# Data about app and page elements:
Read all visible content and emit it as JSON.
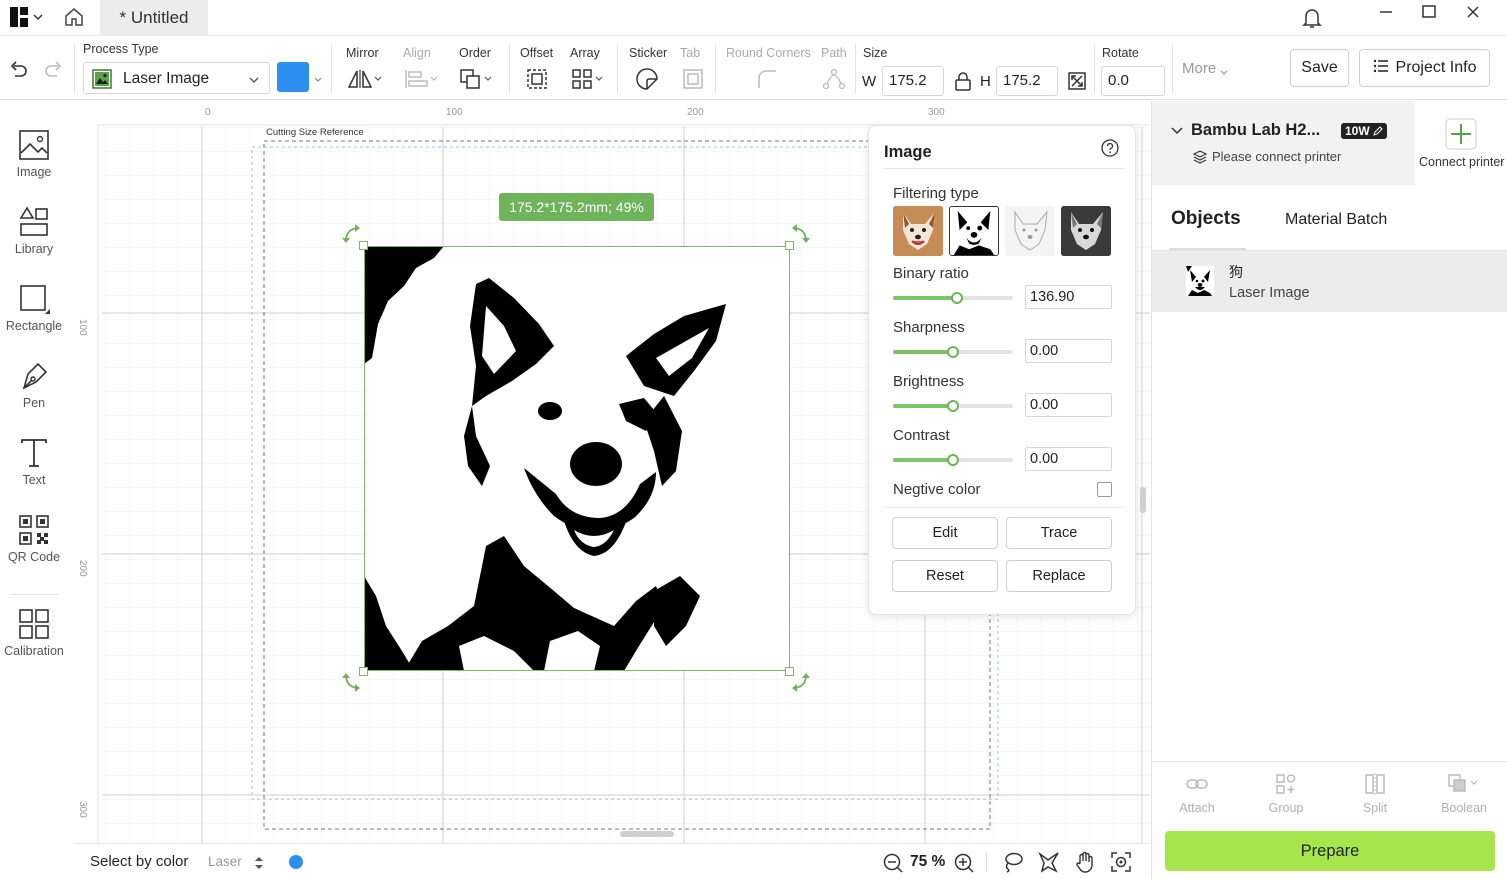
{
  "app": {
    "tab_title": "* Untitled"
  },
  "toolbar": {
    "process_type_label": "Process Type",
    "process_type_value": "Laser Image",
    "color_hex": "#2d8ff0",
    "mirror_label": "Mirror",
    "align_label": "Align",
    "order_label": "Order",
    "offset_label": "Offset",
    "array_label": "Array",
    "sticker_label": "Sticker",
    "tab_label": "Tab",
    "round_corners_label": "Round Corners",
    "path_label": "Path",
    "size_label": "Size",
    "w_label": "W",
    "w_value": "175.2",
    "h_label": "H",
    "h_value": "175.2",
    "rotate_label": "Rotate",
    "rotate_value": "0.0",
    "more_label": "More",
    "save_label": "Save",
    "project_info_label": "Project Info"
  },
  "left_tools": [
    {
      "label": "Image",
      "icon": "image-icon"
    },
    {
      "label": "Library",
      "icon": "library-icon"
    },
    {
      "label": "Rectangle",
      "icon": "rectangle-icon"
    },
    {
      "label": "Pen",
      "icon": "pen-icon"
    },
    {
      "label": "Text",
      "icon": "text-icon"
    },
    {
      "label": "QR Code",
      "icon": "qr-code-icon"
    },
    {
      "label": "Calibration",
      "icon": "calibration-icon"
    }
  ],
  "canvas": {
    "ruler_top": [
      "0",
      "100",
      "200",
      "300"
    ],
    "ruler_left": [
      "100",
      "200",
      "300"
    ],
    "cutting_size_reference": "Cutting Size Reference",
    "size_tooltip": "175.2*175.2mm; 49%"
  },
  "image_panel": {
    "title": "Image",
    "filtering_type_label": "Filtering type",
    "binary_ratio_label": "Binary ratio",
    "binary_ratio_value": "136.90",
    "binary_ratio_level": 0.53,
    "sharpness_label": "Sharpness",
    "sharpness_value": "0.00",
    "sharpness_level": 0.5,
    "brightness_label": "Brightness",
    "brightness_value": "0.00",
    "brightness_level": 0.5,
    "contrast_label": "Contrast",
    "contrast_value": "0.00",
    "contrast_level": 0.5,
    "negative_color_label": "Negtive color",
    "negative_color_checked": false,
    "edit_label": "Edit",
    "trace_label": "Trace",
    "reset_label": "Reset",
    "replace_label": "Replace"
  },
  "printer": {
    "name": "Bambu Lab H2...",
    "power_badge": "10W",
    "status": "Please connect printer",
    "connect_label": "Connect printer"
  },
  "right_tabs": {
    "objects_label": "Objects",
    "material_batch_label": "Material Batch"
  },
  "objects": [
    {
      "name": "狗",
      "type": "Laser Image"
    }
  ],
  "right_tools": [
    {
      "label": "Attach",
      "icon": "link-icon"
    },
    {
      "label": "Group",
      "icon": "group-icon"
    },
    {
      "label": "Split",
      "icon": "split-icon"
    },
    {
      "label": "Boolean",
      "icon": "boolean-icon"
    }
  ],
  "prepare_label": "Prepare",
  "status_bar": {
    "select_by_color_label": "Select by color",
    "laser_label": "Laser",
    "laser_color_hex": "#2d8ff0",
    "zoom_value": "75 %"
  },
  "colors": {
    "accent_green": "#a6e64c",
    "selection_green": "#7cb85f",
    "tooltip_green": "#6fb35a"
  }
}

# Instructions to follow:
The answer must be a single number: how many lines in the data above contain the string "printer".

# Result below:
3